Your goal ▸ Provide an exact copy of the data, excluding the images.

Exercise inputs ▸
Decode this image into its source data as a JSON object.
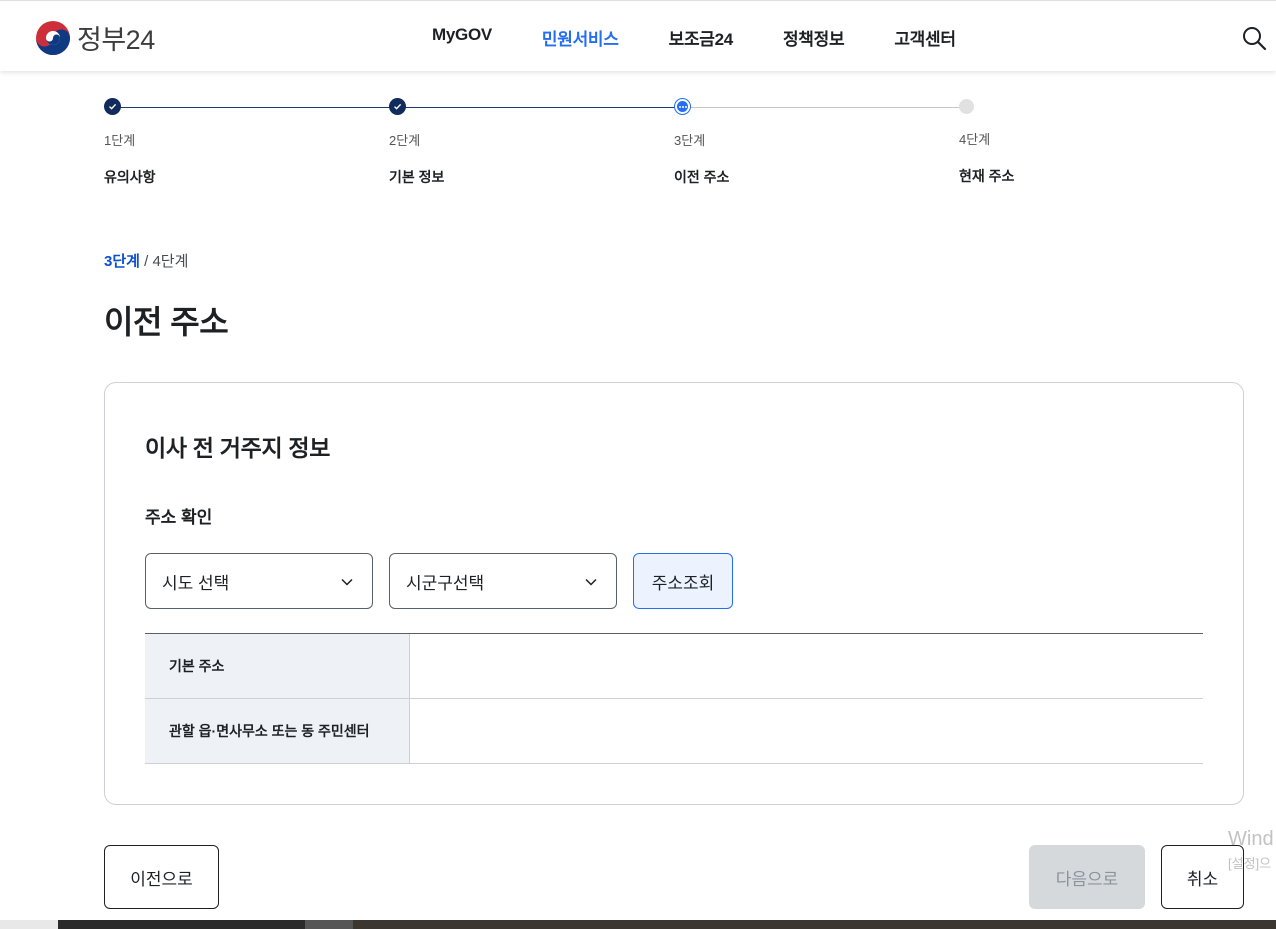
{
  "header": {
    "logo_text": "정부24",
    "nav": [
      {
        "label": "MyGOV",
        "active": false
      },
      {
        "label": "민원서비스",
        "active": true
      },
      {
        "label": "보조금24",
        "active": false
      },
      {
        "label": "정책정보",
        "active": false
      },
      {
        "label": "고객센터",
        "active": false
      }
    ]
  },
  "stepper": {
    "steps": [
      {
        "num": "1단계",
        "name": "유의사항",
        "status": "done"
      },
      {
        "num": "2단계",
        "name": "기본 정보",
        "status": "done"
      },
      {
        "num": "3단계",
        "name": "이전 주소",
        "status": "current"
      },
      {
        "num": "4단계",
        "name": "현재 주소",
        "status": "todo"
      }
    ]
  },
  "progress": {
    "current": "3단계",
    "separator": " / ",
    "total": "4단계"
  },
  "page_title": "이전 주소",
  "card": {
    "title": "이사 전 거주지 정보",
    "field_label": "주소 확인",
    "sido_select": "시도 선택",
    "sigungu_select": "시군구선택",
    "lookup_button": "주소조회",
    "table": [
      {
        "label": "기본 주소",
        "value": ""
      },
      {
        "label": "관할 읍·면사무소 또는 동 주민센터",
        "value": ""
      }
    ]
  },
  "buttons": {
    "prev": "이전으로",
    "next": "다음으로",
    "cancel": "취소"
  },
  "watermark": {
    "line1": "Wind",
    "line2": "[설정]으"
  },
  "colors": {
    "accent": "#256ef4",
    "done": "#102b5c",
    "table_header_bg": "#eef2f7"
  }
}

Written reply ▸
Decode this image into its source data as a JSON object.
{
  "header": {
    "logo_text": "정부24",
    "nav": [
      {
        "label": "MyGOV",
        "active": false
      },
      {
        "label": "민원서비스",
        "active": true
      },
      {
        "label": "보조금24",
        "active": false
      },
      {
        "label": "정책정보",
        "active": false
      },
      {
        "label": "고객센터",
        "active": false
      }
    ]
  },
  "stepper": {
    "steps": [
      {
        "num": "1단계",
        "name": "유의사항",
        "status": "done"
      },
      {
        "num": "2단계",
        "name": "기본 정보",
        "status": "done"
      },
      {
        "num": "3단계",
        "name": "이전 주소",
        "status": "current"
      },
      {
        "num": "4단계",
        "name": "현재 주소",
        "status": "todo"
      }
    ]
  },
  "progress": {
    "current": "3단계",
    "separator": " / ",
    "total": "4단계"
  },
  "page_title": "이전 주소",
  "card": {
    "title": "이사 전 거주지 정보",
    "field_label": "주소 확인",
    "sido_select": "시도 선택",
    "sigungu_select": "시군구선택",
    "lookup_button": "주소조회",
    "table": [
      {
        "label": "기본 주소",
        "value": ""
      },
      {
        "label": "관할 읍·면사무소 또는 동 주민센터",
        "value": ""
      }
    ]
  },
  "buttons": {
    "prev": "이전으로",
    "next": "다음으로",
    "cancel": "취소"
  },
  "watermark": {
    "line1": "Wind",
    "line2": "[설정]으"
  },
  "colors": {
    "accent": "#256ef4",
    "done": "#102b5c",
    "table_header_bg": "#eef2f7"
  }
}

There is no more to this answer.